*** Opening of Input ***

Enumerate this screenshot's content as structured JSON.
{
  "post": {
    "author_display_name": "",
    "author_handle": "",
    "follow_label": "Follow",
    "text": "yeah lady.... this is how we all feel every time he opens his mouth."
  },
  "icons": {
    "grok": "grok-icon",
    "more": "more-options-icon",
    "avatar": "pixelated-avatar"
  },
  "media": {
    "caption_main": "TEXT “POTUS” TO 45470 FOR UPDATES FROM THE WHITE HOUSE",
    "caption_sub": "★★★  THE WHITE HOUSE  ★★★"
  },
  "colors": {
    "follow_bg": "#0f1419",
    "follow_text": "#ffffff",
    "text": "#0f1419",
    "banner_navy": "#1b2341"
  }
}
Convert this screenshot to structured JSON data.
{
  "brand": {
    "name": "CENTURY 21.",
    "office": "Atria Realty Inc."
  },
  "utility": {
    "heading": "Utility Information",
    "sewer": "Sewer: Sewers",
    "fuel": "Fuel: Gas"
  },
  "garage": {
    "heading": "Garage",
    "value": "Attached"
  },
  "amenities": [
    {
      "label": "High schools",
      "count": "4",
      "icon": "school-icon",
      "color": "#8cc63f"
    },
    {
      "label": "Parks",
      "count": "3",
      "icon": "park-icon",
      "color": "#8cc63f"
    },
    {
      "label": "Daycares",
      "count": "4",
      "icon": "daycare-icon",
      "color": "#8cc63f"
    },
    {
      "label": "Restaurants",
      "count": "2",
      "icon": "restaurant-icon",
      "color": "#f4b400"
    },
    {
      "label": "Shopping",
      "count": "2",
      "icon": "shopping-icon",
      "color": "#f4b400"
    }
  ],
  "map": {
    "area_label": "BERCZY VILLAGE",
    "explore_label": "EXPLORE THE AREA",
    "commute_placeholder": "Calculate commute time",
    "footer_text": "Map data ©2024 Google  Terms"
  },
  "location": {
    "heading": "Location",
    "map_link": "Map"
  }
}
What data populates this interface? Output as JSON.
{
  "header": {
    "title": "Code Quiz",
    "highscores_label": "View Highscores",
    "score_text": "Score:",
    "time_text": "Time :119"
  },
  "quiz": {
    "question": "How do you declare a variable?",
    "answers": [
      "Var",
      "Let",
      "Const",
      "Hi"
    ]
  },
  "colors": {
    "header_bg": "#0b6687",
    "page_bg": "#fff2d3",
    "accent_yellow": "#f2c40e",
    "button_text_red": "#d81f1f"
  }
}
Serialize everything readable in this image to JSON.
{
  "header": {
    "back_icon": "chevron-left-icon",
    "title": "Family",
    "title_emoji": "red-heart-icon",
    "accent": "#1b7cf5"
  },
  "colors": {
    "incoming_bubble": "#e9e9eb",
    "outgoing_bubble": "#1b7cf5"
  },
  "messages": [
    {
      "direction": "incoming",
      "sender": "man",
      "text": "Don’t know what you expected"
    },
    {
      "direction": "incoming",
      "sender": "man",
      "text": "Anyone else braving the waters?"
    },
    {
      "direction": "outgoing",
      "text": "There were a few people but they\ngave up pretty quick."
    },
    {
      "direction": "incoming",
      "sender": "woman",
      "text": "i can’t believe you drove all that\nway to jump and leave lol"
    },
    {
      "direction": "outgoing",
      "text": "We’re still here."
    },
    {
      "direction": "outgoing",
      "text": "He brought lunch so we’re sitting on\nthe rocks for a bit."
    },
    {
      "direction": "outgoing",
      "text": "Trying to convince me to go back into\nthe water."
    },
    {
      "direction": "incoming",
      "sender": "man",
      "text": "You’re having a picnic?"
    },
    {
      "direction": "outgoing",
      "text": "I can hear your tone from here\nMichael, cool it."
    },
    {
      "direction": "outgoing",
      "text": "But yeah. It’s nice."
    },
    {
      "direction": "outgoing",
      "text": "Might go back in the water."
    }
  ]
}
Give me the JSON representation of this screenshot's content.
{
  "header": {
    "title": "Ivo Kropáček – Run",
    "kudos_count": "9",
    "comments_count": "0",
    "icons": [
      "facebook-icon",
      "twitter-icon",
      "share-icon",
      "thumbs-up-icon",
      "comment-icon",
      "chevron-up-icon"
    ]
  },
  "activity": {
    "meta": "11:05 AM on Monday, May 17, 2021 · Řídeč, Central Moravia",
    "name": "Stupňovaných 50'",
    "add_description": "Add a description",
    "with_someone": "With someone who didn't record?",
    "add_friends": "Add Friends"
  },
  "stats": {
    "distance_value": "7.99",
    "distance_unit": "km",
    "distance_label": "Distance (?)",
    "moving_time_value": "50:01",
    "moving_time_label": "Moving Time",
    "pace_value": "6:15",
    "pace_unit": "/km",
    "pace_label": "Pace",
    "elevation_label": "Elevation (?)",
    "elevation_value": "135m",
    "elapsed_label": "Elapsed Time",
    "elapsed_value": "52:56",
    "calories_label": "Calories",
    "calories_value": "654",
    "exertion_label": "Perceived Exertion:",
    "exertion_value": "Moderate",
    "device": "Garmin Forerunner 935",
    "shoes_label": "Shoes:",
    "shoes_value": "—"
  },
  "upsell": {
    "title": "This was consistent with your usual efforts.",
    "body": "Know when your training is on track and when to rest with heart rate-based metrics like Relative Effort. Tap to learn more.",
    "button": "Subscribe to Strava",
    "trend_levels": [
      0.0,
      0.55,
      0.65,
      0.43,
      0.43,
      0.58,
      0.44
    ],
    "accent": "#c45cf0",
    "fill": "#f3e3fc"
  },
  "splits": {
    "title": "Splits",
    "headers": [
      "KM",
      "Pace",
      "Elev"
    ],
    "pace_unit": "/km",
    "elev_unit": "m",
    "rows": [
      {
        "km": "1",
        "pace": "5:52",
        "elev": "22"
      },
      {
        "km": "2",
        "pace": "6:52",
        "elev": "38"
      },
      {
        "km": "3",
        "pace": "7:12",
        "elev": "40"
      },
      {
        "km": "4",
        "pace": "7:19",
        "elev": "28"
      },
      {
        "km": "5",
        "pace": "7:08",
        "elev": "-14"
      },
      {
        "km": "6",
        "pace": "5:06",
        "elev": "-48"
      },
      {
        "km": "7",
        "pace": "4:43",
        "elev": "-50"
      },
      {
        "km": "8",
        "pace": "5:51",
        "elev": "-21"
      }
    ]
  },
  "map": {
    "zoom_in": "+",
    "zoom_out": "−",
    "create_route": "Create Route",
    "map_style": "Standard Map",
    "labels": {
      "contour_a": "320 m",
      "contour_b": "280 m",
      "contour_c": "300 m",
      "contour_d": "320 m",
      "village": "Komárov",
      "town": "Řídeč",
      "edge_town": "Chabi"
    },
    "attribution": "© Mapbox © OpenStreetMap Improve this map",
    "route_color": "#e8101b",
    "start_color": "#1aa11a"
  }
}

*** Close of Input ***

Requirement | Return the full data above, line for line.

Exercise response |
Enumerate this screenshot's content as structured JSON.
{
  "post": {
    "author_display_name": "",
    "author_handle": "",
    "follow_label": "Follow",
    "text": "yeah lady.... this is how we all feel every time he opens his mouth."
  },
  "icons": {
    "grok": "grok-icon",
    "more": "more-options-icon",
    "avatar": "pixelated-avatar"
  },
  "media": {
    "caption_main": "TEXT “POTUS” TO 45470 FOR UPDATES FROM THE WHITE HOUSE",
    "caption_sub": "★★★  THE WHITE HOUSE  ★★★"
  },
  "colors": {
    "follow_bg": "#0f1419",
    "follow_text": "#ffffff",
    "text": "#0f1419",
    "banner_navy": "#1b2341"
  }
}
Convert this screenshot to structured JSON data.
{
  "brand": {
    "name": "CENTURY 21.",
    "office": "Atria Realty Inc."
  },
  "utility": {
    "heading": "Utility Information",
    "sewer": "Sewer: Sewers",
    "fuel": "Fuel: Gas"
  },
  "garage": {
    "heading": "Garage",
    "value": "Attached"
  },
  "amenities": [
    {
      "label": "High schools",
      "count": "4",
      "icon": "school-icon",
      "color": "#8cc63f"
    },
    {
      "label": "Parks",
      "count": "3",
      "icon": "park-icon",
      "color": "#8cc63f"
    },
    {
      "label": "Daycares",
      "count": "4",
      "icon": "daycare-icon",
      "color": "#8cc63f"
    },
    {
      "label": "Restaurants",
      "count": "2",
      "icon": "restaurant-icon",
      "color": "#f4b400"
    },
    {
      "label": "Shopping",
      "count": "2",
      "icon": "shopping-icon",
      "color": "#f4b400"
    }
  ],
  "map": {
    "area_label": "BERCZY VILLAGE",
    "explore_label": "EXPLORE THE AREA",
    "commute_placeholder": "Calculate commute time",
    "footer_text": "Map data ©2024 Google  Terms"
  },
  "location": {
    "heading": "Location",
    "map_link": "Map"
  }
}
What data populates this interface? Output as JSON.
{
  "header": {
    "title": "Code Quiz",
    "highscores_label": "View Highscores",
    "score_text": "Score:",
    "time_text": "Time :119"
  },
  "quiz": {
    "question": "How do you declare a variable?",
    "answers": [
      "Var",
      "Let",
      "Const",
      "Hi"
    ]
  },
  "colors": {
    "header_bg": "#0b6687",
    "page_bg": "#fff2d3",
    "accent_yellow": "#f2c40e",
    "button_text_red": "#d81f1f"
  }
}
Serialize everything readable in this image to JSON.
{
  "header": {
    "back_icon": "chevron-left-icon",
    "title": "Family",
    "title_emoji": "red-heart-icon",
    "accent": "#1b7cf5"
  },
  "colors": {
    "incoming_bubble": "#e9e9eb",
    "outgoing_bubble": "#1b7cf5"
  },
  "messages": [
    {
      "direction": "incoming",
      "sender": "man",
      "text": "Don’t know what you expected"
    },
    {
      "direction": "incoming",
      "sender": "man",
      "text": "Anyone else braving the waters?"
    },
    {
      "direction": "outgoing",
      "text": "There were a few people but they\ngave up pretty quick."
    },
    {
      "direction": "incoming",
      "sender": "woman",
      "text": "i can’t believe you drove all that\nway to jump and leave lol"
    },
    {
      "direction": "outgoing",
      "text": "We’re still here."
    },
    {
      "direction": "outgoing",
      "text": "He brought lunch so we’re sitting on\nthe rocks for a bit."
    },
    {
      "direction": "outgoing",
      "text": "Trying to convince me to go back into\nthe water."
    },
    {
      "direction": "incoming",
      "sender": "man",
      "text": "You’re having a picnic?"
    },
    {
      "direction": "outgoing",
      "text": "I can hear your tone from here\nMichael, cool it."
    },
    {
      "direction": "outgoing",
      "text": "But yeah. It’s nice."
    },
    {
      "direction": "outgoing",
      "text": "Might go back in the water."
    }
  ]
}
Give me the JSON representation of this screenshot's content.
{
  "header": {
    "title": "Ivo Kropáček – Run",
    "kudos_count": "9",
    "comments_count": "0",
    "icons": [
      "facebook-icon",
      "twitter-icon",
      "share-icon",
      "thumbs-up-icon",
      "comment-icon",
      "chevron-up-icon"
    ]
  },
  "activity": {
    "meta": "11:05 AM on Monday, May 17, 2021 · Řídeč, Central Moravia",
    "name": "Stupňovaných 50'",
    "add_description": "Add a description",
    "with_someone": "With someone who didn't record?",
    "add_friends": "Add Friends"
  },
  "stats": {
    "distance_value": "7.99",
    "distance_unit": "km",
    "distance_label": "Distance (?)",
    "moving_time_value": "50:01",
    "moving_time_label": "Moving Time",
    "pace_value": "6:15",
    "pace_unit": "/km",
    "pace_label": "Pace",
    "elevation_label": "Elevation (?)",
    "elevation_value": "135m",
    "elapsed_label": "Elapsed Time",
    "elapsed_value": "52:56",
    "calories_label": "Calories",
    "calories_value": "654",
    "exertion_label": "Perceived Exertion:",
    "exertion_value": "Moderate",
    "device": "Garmin Forerunner 935",
    "shoes_label": "Shoes:",
    "shoes_value": "—"
  },
  "upsell": {
    "title": "This was consistent with your usual efforts.",
    "body": "Know when your training is on track and when to rest with heart rate-based metrics like Relative Effort. Tap to learn more.",
    "button": "Subscribe to Strava",
    "trend_levels": [
      0.0,
      0.55,
      0.65,
      0.43,
      0.43,
      0.58,
      0.44
    ],
    "accent": "#c45cf0",
    "fill": "#f3e3fc"
  },
  "splits": {
    "title": "Splits",
    "headers": [
      "KM",
      "Pace",
      "Elev"
    ],
    "pace_unit": "/km",
    "elev_unit": "m",
    "rows": [
      {
        "km": "1",
        "pace": "5:52",
        "elev": "22"
      },
      {
        "km": "2",
        "pace": "6:52",
        "elev": "38"
      },
      {
        "km": "3",
        "pace": "7:12",
        "elev": "40"
      },
      {
        "km": "4",
        "pace": "7:19",
        "elev": "28"
      },
      {
        "km": "5",
        "pace": "7:08",
        "elev": "-14"
      },
      {
        "km": "6",
        "pace": "5:06",
        "elev": "-48"
      },
      {
        "km": "7",
        "pace": "4:43",
        "elev": "-50"
      },
      {
        "km": "8",
        "pace": "5:51",
        "elev": "-21"
      }
    ]
  },
  "map": {
    "zoom_in": "+",
    "zoom_out": "−",
    "create_route": "Create Route",
    "map_style": "Standard Map",
    "labels": {
      "contour_a": "320 m",
      "contour_b": "280 m",
      "contour_c": "300 m",
      "contour_d": "320 m",
      "village": "Komárov",
      "town": "Řídeč",
      "edge_town": "Chabi"
    },
    "attribution": "© Mapbox © OpenStreetMap Improve this map",
    "route_color": "#e8101b",
    "start_color": "#1aa11a"
  }
}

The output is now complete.